Entries taken from a collection
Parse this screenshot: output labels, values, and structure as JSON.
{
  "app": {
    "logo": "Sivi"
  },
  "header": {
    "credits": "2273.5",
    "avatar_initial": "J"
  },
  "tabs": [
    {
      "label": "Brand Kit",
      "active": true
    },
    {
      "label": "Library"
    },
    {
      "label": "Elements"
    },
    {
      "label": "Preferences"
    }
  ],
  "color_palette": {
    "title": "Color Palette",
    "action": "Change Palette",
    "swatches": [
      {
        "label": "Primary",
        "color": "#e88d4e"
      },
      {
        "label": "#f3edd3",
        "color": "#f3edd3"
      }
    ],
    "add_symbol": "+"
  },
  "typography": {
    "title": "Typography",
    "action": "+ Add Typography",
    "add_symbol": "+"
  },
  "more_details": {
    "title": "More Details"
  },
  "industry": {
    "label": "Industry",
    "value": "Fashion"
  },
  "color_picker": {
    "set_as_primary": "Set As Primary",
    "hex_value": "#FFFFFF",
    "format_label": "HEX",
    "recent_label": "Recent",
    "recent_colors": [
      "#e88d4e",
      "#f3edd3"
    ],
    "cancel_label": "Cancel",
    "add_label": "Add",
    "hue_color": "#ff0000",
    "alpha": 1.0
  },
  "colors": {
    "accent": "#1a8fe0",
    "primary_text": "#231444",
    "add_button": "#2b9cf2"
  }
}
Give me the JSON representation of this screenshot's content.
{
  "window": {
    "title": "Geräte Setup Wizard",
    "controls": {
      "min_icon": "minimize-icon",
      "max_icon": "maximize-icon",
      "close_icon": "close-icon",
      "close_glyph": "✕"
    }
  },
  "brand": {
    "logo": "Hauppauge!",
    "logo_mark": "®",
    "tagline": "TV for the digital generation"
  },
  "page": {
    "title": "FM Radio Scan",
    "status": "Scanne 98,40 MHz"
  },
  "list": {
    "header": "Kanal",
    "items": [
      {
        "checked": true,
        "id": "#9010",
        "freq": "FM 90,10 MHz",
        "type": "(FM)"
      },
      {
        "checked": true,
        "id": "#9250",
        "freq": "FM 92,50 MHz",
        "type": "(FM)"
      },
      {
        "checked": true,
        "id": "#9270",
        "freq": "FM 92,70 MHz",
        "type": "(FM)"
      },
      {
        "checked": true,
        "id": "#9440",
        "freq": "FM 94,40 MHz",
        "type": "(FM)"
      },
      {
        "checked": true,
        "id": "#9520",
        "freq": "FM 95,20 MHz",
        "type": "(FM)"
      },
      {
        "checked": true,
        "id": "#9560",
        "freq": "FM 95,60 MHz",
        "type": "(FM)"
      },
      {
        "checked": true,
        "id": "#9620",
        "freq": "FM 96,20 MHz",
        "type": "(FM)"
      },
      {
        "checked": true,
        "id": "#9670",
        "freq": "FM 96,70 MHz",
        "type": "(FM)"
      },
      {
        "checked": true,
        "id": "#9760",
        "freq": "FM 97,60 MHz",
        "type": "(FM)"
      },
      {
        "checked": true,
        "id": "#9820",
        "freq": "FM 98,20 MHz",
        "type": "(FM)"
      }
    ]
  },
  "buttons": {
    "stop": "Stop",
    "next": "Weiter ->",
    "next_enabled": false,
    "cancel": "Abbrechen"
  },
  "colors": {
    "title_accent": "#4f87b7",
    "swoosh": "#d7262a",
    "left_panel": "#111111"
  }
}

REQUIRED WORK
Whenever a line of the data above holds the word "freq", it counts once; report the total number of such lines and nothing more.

SOLVED EXERCISE
10